Slice the remaining butter and prepare ice water: Thinly slice the remaining 1½ sticks butter (6 oz / 170g) crosswise into ⅛-inch-thick slices and place them on a plate in the refrigerator. Prepare about 1 cup of ice water and refrigerate.
Grate the frozen butter into the flour mixture: Remove the butter and flour mixture from the freezer and toss the whole butter sticks in the flour mixture to coat. Working quickly to prevent your hands from warming the butter, grate the flour-coated butter on the large holes of a box grater directly into the flour. ① Use a fork to toss the butter bits in the flour to thoroughly coat them.
Add the sliced butter and bring the dough together: Remove the butter slices from the refrigerator and toss them in the flour mixture to distribute. Gradually drizzle ½ cup of the ice water (4 oz / 113g) into the bowl, tossing constantly with a fork, until you have shaggy pieces of dough.
Using your hands, knead the dough a couple of times in the bowl to bring it together in large pieces. Place a large sheet of plastic wrap on your work surface and transfer the large pieces of dough onto it, leaving the floury bits behind in the bowl.
Drizzle more ice water into the bowl by the teaspoon, tossing with the fork, just until the remainder of the dough holds together in a mass when squeezed (the dough will still seem very dry, which is normal). Place every last bit of dough on top of the plastic wrap and pat it down into a ½-inch-thick square, pressing firmly on any dry spots to compact.
Wrap tightly in plastic, eliminating air bubbles, then use the rolling pin or the heel of your palm to flatten the dough further, pushing it into the corners of the plastic. Refrigerate for 2 hours.
Roll out and fold the pastry twice: Let the dough sit at room temperature for about 5 minutes to soften. Unwrap and place on a lightly floured surface. Use a rolling pin to beat the dough all across the surface to make it more pliable.
Roll out the pastry, dusting the top and underside with more flour as needed, into a long rectangle that’s about three times longer than it is wide and ¼ inch thick. Fold the dough in thirds like a letter, first lifting up the bottom third and pressing it into the center, then folding down the top third. Rotate the dough 90 degrees. Using more flour as needed, roll out the dough into another long rectangle and fold in thirds again. Cut the dough in half crosswise, wrap each half tightly in plastic, and refrigerate at least 1 hour. The pastry is now ready to use. ②

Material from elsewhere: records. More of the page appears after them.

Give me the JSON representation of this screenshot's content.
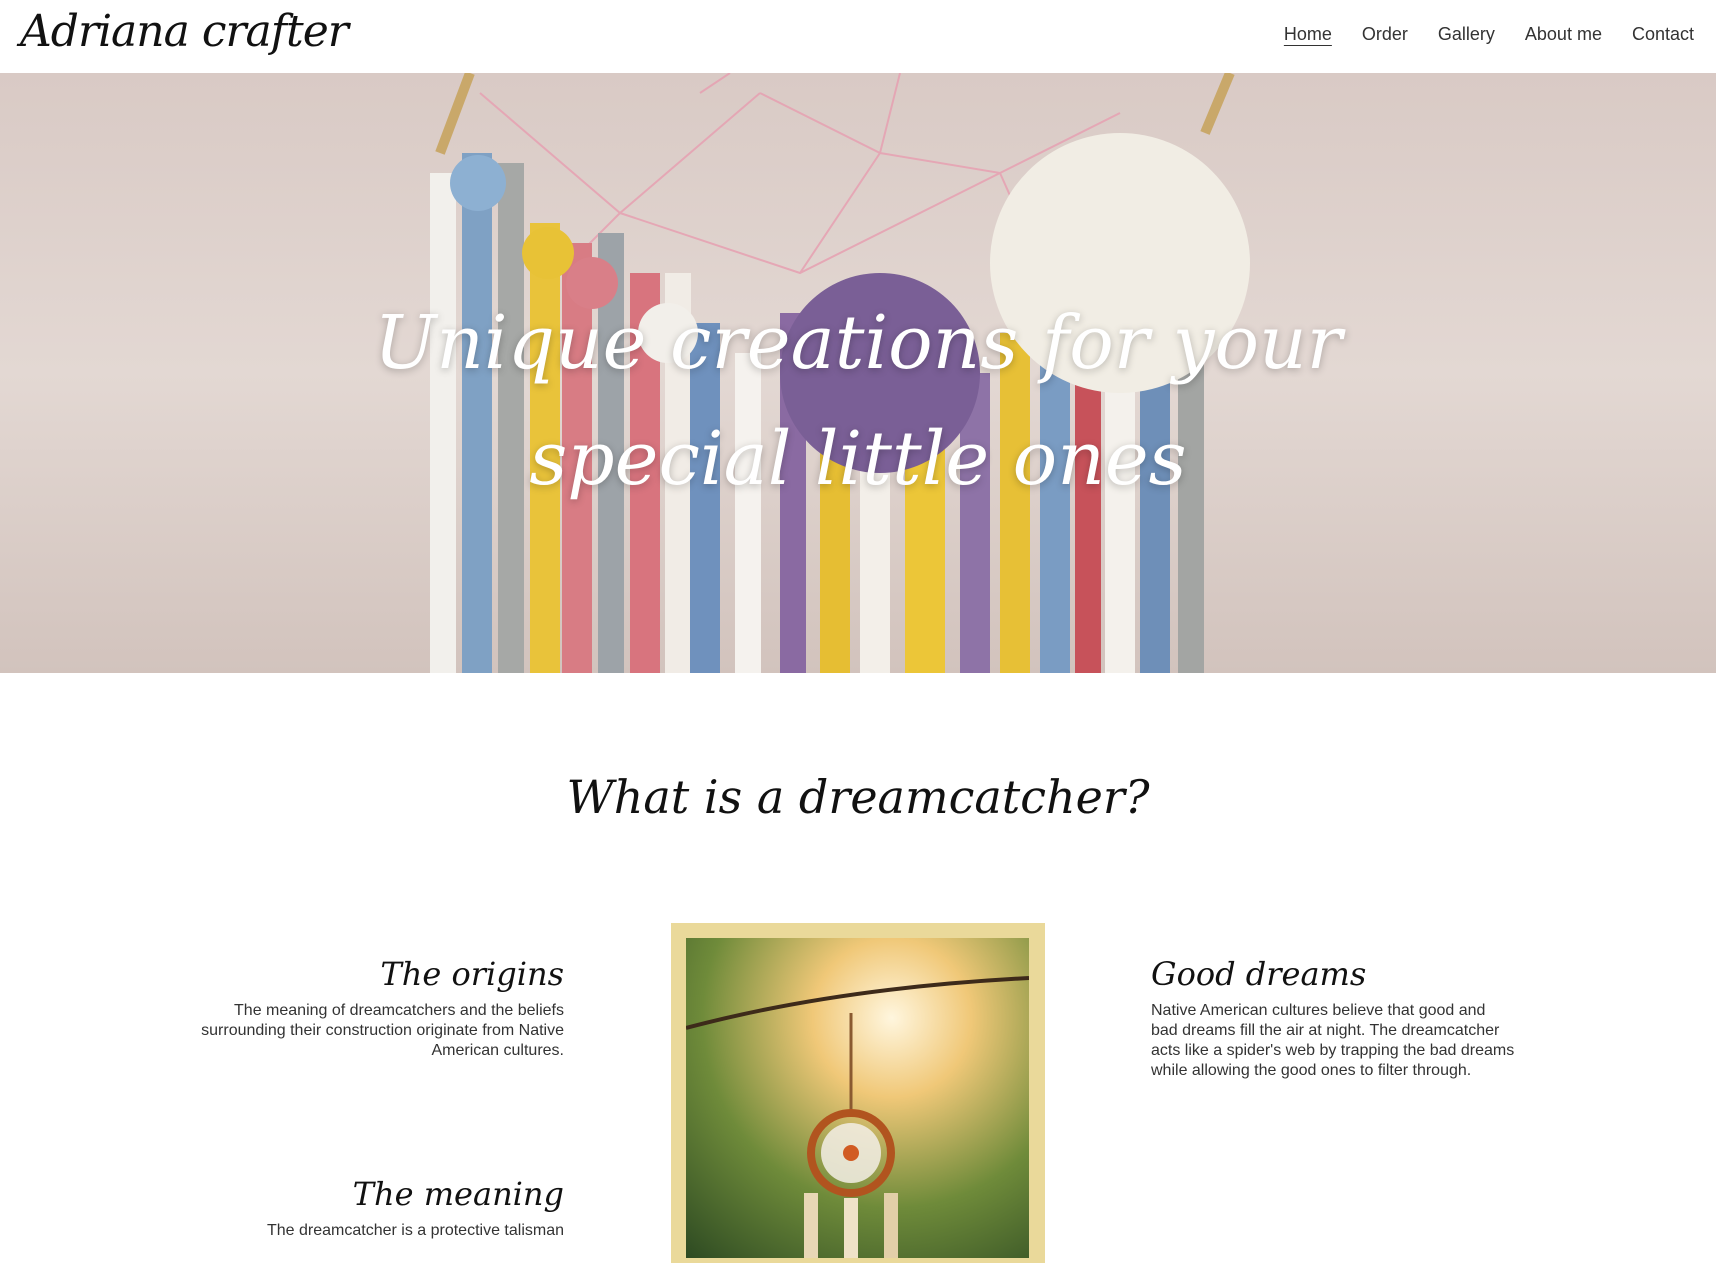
{
  "header": {
    "logo": "Adriana crafter",
    "nav": [
      "Home",
      "Order",
      "Gallery",
      "About me",
      "Contact"
    ],
    "active_nav": "Home"
  },
  "hero": {
    "title": "Unique creations for your special little ones"
  },
  "section": {
    "title": "What is a dreamcatcher?",
    "items_left": [
      {
        "title": "The origins",
        "text": "The meaning of dreamcatchers and the beliefs surrounding their construction originate from Native American cultures."
      },
      {
        "title": "The meaning",
        "text": "The dreamcatcher is a protective talisman"
      }
    ],
    "items_right": [
      {
        "title": "Good dreams",
        "text": "Native American cultures believe that good and bad dreams fill the air at night. The dreamcatcher acts like a spider's web by trapping the bad dreams while allowing the good ones to filter through."
      }
    ]
  },
  "colors": {
    "frame": "#ead99a",
    "hero_bg": "#ddd0cb",
    "text": "#222222"
  }
}
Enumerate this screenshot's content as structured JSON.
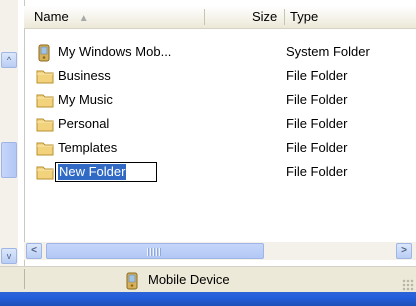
{
  "header": {
    "name_label": "Name",
    "sort_arrow": "▲",
    "size_label": "Size",
    "type_label": "Type"
  },
  "rows": [
    {
      "name": "My Windows Mob...",
      "type": "System Folder",
      "icon": "mobile-device-icon"
    },
    {
      "name": "Business",
      "type": "File Folder",
      "icon": "folder-icon"
    },
    {
      "name": "My Music",
      "type": "File Folder",
      "icon": "folder-icon"
    },
    {
      "name": "Personal",
      "type": "File Folder",
      "icon": "folder-icon"
    },
    {
      "name": "Templates",
      "type": "File Folder",
      "icon": "folder-icon"
    },
    {
      "name": "New Folder",
      "type": "File Folder",
      "icon": "folder-icon",
      "editing": true
    }
  ],
  "scrollbar": {
    "left_arrow": "<",
    "right_arrow": ">",
    "up_arrow": "^",
    "down_arrow": "v"
  },
  "status": {
    "label": "Mobile Device",
    "icon": "mobile-device-icon"
  },
  "colors": {
    "selection": "#316ac5",
    "folder": "#f2d27c",
    "taskbar": "#245edb"
  }
}
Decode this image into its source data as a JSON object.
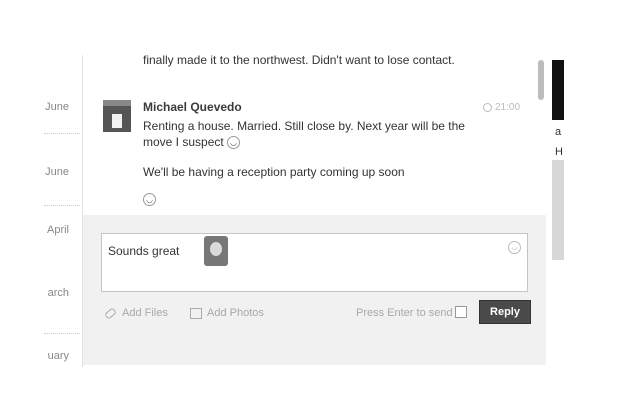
{
  "timeline": {
    "months": [
      "June",
      "June",
      "April",
      "arch",
      "uary"
    ]
  },
  "thread": {
    "cut_message": "finally made it to the northwest. Didn't want to lose contact.",
    "author": "Michael Quevedo",
    "time": "21:00",
    "message1": "Renting a house. Married. Still close by. Next year will be the move I suspect",
    "message2": "We'll be having a reception party coming up soon"
  },
  "compose": {
    "input_text": "Sounds great",
    "add_files": "Add Files",
    "add_photos": "Add Photos",
    "enter_to_send": "Press Enter to send",
    "reply": "Reply"
  },
  "right_panel": {
    "glyph1": "a",
    "glyph2": "H"
  }
}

The rough puff pastry, well wrapped and refrigerated, will keep up to 2 days or can be frozen up to 2 months (let the dough thaw in the refrigerator overnight before rolling out).
① You could also use the grating disk of the food processor to very quickly grate the partially frozen butter instead of using a box grater. Place 2 tablespoons of the total flour in the bowl of the food processor first so it coats the butter shreds and keeps them separated.
② Don’t try to use the pastry right after performing the series of folds, even if it still seems cold and workable. The back-to-back rolling and folding will develop gluten, which will cause the pastry to spring back when you try to roll it (and then shrink during baking). It needs to rest at least 1 hour in the refrigerator so the gluten can relax.